IS THE PART ABOUT THE HISTORY OF GEORGE; NELLIE AND THE WHOLE
FAMILY AND MY RECOLLECTIONS AND THE STORIES I WAS TOLD
grandmother was on a teenager and so she wasn't allowed by her
parents to be actively involved in the sense of going on marches
or to meetings however she would sit at home in the house in Poplar
and sew. My grandmother was talented when it came to knitting,
crochet and sewing and she would help sew the banners with Auntie
Rosie and Auntie Violet. (I went with a friend to Tate Britain,
some twenty minutes walk from where I live near Vauxhall at the
end of last year. I walked around the gallery and suddenly entered
a room devoted to Sylvia Pankhurst and the suffragette movement.
Memories came flooding back especially when I looked up at the
wall and saw a banner hanging. I wonder if my grandmother and
her sisters had something to do with that one, especially when,
on closer examination, I saw the fine embroidery which was so
much a part of my grandmothers handiwork).
brothers were heavily involved in politics and would often meet
at the family home with arguments and challenges which my grandmother
recalled and a smile on her face.
Nellie and Uncle George - Uncle George was the agent for George
Landsbury for over thirty years and was a leading labour councillor
along with his wife, Nellie. He was Major of Poplar in his own
right and then in 1943 Nellie was voted as Major in her own right.
1911, the UK had witnessed the first act of suffragette arson
(orchestrated by Christabel) and two years later Emily Davison
died at the Derby as she rushed out to bring down the King's horse.
Parliament, pressure for change was led by some liberal MPs, who
were the leading figures in a suffrage committee.

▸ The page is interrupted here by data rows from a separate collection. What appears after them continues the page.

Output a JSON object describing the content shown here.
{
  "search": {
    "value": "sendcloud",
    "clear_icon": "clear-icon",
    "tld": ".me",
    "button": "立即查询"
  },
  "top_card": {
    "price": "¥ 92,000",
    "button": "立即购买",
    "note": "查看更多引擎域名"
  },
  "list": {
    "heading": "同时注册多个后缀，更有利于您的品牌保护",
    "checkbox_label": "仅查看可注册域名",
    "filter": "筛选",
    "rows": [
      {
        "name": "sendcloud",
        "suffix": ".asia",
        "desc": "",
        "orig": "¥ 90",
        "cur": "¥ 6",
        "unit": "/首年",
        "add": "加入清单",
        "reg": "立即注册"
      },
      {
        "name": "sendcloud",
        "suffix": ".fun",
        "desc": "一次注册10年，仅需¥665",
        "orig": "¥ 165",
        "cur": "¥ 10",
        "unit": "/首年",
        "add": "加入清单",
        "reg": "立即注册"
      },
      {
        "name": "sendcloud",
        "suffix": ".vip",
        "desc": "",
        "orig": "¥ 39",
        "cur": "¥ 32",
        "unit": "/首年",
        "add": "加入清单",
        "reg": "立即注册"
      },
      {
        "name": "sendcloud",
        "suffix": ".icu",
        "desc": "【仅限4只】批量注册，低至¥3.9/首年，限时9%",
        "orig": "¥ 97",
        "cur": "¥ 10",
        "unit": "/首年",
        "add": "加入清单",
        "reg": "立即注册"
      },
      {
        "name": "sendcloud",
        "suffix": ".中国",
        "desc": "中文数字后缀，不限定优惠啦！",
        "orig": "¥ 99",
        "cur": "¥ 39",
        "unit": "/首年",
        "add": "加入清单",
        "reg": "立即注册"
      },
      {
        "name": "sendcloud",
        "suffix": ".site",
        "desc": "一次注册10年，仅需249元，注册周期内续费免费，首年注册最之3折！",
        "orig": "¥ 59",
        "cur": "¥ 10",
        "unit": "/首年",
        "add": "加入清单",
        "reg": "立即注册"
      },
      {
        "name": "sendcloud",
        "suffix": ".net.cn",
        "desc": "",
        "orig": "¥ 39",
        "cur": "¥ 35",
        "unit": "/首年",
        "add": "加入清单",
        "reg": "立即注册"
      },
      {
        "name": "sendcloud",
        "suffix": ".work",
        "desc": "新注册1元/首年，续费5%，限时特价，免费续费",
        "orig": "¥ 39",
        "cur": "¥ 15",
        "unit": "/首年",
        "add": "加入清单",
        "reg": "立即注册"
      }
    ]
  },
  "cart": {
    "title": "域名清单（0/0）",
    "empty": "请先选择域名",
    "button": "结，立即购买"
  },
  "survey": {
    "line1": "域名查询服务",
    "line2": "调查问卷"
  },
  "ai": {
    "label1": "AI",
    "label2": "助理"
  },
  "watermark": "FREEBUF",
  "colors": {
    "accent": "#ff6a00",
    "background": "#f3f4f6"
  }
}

away from the reasoned debate of Westminster, prisons filled with
women prepared to go to jail for the right to vote. The civil
disobedience continued behind bars, with many women force-fed
to prevent them hunger striking. While the authorities tried to
present them as insane, their families campaigned for the inmates
to be given political status, including the right to wear their
own clothes, study and prepare their own food.
effort. World War I proved to be the turning point for the campaign.
suffragettes effectively put on hold their campaign of civil direct
action in the interests of national unity. As men went to the
Western Front, women proved how indispensable they were in the
fields and armaments factories.
taken into custody Many arrests were made By 1918, no government
could resist and the Representation of the Peoples Act allowed
women over 30 the right to vote. It would take a further 10 years
to abolish the age qualification and put men and women on an equal